*I received a complimentary single-user version of Dexteria in order to review it. However, all opinions expressed are totally and completely my own. 

Want more handy tips and tricks to help the kids in your life? Then subscribe to Mama OT by clicking "Subscribe!" on the homepage so you can receive new posts via email. And be sure to keep up with all of Mama OT's tips and info shared on Facebook, Twitter, and Pinterest!

Mama OT In addition to being mama to two sweet little boys and wife to a crazy awesome husband, Christie is a Registered & Licensed Occupational Therapist (OTR/L). She holds a B.A. in Psychology with a Minor in Education from the University of California Los Angeles (UCLA...Go Bruins!), and an M.A. in Occupational Therapy from the University of Southern California (USC OT). She has experience working as a pediatric OT in early intervention (birth to 3), clinic-based, and school-based settings. Her mission with MamaOT.com is to encourage, educate, and empower those who care for children. Christie loves that she gets to PLAY when she goes to work, is hopelessly addicted to Kettle Corn, and is known for being able to turn virtually anything into a therapeutic tool or activity, from empty food containers to laundry and everything in between. Learn more about Christie and what inspired her to become an OT.

Occupational therapy (OT) is a holistic profession that helps people across the lifespan participate in the things they want and need to do through the therapeutic use of everyday activities, also known as “occupations”. Some OTs help people diagnosed with disability, injury, or disease. Others help prevent disability, injury, or disease. Because of occupational therapy, people of all ages are able to say, "I can!" no matter what their struggle. Isn't that amazing?!

. . . . .

Please provide appropriate supervision to the child in your care when completing any activities from this site. You as the grown-up will need to decide what types of products/activities on this list will be safe for your child. If you’re not sure, check with your child’s occupational therapist or pediatrician. Appropriate and reasonable caution should be used when implementing any ideas or activities from this site, particularly if there is any risk of injury (e.g., falling, crashing), choking (e.g., small parts), drowning (e.g., water play), or allergic/adverse reaction (e.g., materials/ingredients). The author and blog disclaim liability for any damage, mishap, or injury that may occur from engaging in any activities or ideas from this site. 
Follow and like us!

Related Post

4 thoughts on “iPad App for Fine Motor Skills: Dexteria

  1. This looks fantastic! Fine motor skills can be a challenge with some children but this app really helps to develop fine motor skills and other skills important when entering kindergarten.
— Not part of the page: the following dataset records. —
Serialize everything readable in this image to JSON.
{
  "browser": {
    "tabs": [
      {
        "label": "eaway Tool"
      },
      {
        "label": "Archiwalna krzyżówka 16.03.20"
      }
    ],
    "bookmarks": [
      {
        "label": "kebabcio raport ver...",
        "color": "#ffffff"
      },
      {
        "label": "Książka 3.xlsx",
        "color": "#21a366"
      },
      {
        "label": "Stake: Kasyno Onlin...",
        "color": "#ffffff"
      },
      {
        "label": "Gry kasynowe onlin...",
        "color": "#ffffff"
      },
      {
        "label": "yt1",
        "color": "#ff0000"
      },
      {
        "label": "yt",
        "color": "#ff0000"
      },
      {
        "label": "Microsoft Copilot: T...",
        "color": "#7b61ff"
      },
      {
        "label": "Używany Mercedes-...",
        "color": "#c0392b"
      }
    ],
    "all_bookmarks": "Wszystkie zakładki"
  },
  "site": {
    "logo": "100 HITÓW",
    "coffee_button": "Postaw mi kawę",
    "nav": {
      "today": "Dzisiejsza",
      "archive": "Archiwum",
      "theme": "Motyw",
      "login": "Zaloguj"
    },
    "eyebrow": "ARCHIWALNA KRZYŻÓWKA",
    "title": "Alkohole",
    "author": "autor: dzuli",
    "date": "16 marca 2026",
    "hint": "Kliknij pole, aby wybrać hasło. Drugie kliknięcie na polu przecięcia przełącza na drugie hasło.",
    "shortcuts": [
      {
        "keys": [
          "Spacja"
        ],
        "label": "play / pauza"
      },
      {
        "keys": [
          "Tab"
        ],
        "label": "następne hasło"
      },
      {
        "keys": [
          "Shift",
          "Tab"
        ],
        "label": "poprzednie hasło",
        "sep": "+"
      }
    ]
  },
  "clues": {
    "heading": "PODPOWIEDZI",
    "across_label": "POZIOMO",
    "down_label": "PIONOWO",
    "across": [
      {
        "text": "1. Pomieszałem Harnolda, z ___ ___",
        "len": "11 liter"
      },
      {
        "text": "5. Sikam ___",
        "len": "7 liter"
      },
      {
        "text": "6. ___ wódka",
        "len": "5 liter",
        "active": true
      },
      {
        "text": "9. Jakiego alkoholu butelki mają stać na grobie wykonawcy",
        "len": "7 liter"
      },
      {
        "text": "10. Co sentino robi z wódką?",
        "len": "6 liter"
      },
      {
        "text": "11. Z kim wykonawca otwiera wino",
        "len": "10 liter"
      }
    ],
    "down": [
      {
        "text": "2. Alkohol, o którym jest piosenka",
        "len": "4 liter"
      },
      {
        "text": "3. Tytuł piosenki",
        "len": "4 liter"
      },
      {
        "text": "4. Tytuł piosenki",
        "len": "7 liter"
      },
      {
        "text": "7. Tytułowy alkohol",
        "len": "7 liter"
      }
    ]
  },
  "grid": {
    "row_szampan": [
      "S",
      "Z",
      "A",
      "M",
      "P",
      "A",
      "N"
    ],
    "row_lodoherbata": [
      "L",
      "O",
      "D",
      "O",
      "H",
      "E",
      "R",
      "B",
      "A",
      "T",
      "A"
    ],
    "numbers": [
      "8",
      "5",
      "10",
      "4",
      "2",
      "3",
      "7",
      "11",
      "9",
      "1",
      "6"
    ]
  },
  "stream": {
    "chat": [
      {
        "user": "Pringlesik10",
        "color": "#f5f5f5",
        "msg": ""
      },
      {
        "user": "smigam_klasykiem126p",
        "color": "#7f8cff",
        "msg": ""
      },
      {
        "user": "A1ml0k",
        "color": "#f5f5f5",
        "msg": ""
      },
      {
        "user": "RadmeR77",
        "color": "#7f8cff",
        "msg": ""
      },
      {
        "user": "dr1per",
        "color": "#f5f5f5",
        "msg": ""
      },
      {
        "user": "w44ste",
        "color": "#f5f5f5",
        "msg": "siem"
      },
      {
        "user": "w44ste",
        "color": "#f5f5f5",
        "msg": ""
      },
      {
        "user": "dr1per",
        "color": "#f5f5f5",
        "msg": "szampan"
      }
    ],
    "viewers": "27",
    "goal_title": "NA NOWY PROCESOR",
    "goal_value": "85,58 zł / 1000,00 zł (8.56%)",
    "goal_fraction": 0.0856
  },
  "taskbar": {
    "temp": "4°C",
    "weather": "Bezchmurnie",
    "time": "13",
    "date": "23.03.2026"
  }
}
I can’t wait to get it for my 4yr old!

  2. Pingback: New Fine Motor iPad App for Preschoolers!: Dexteria Jr. | Mama OTMama OT

  3. Pingback: App Review of the Week: Dexteria Jr.

  4. Pingback: What's in My Therapy Box?: 60+ Supplies for School-Based OTsMama OT

So, whadya think?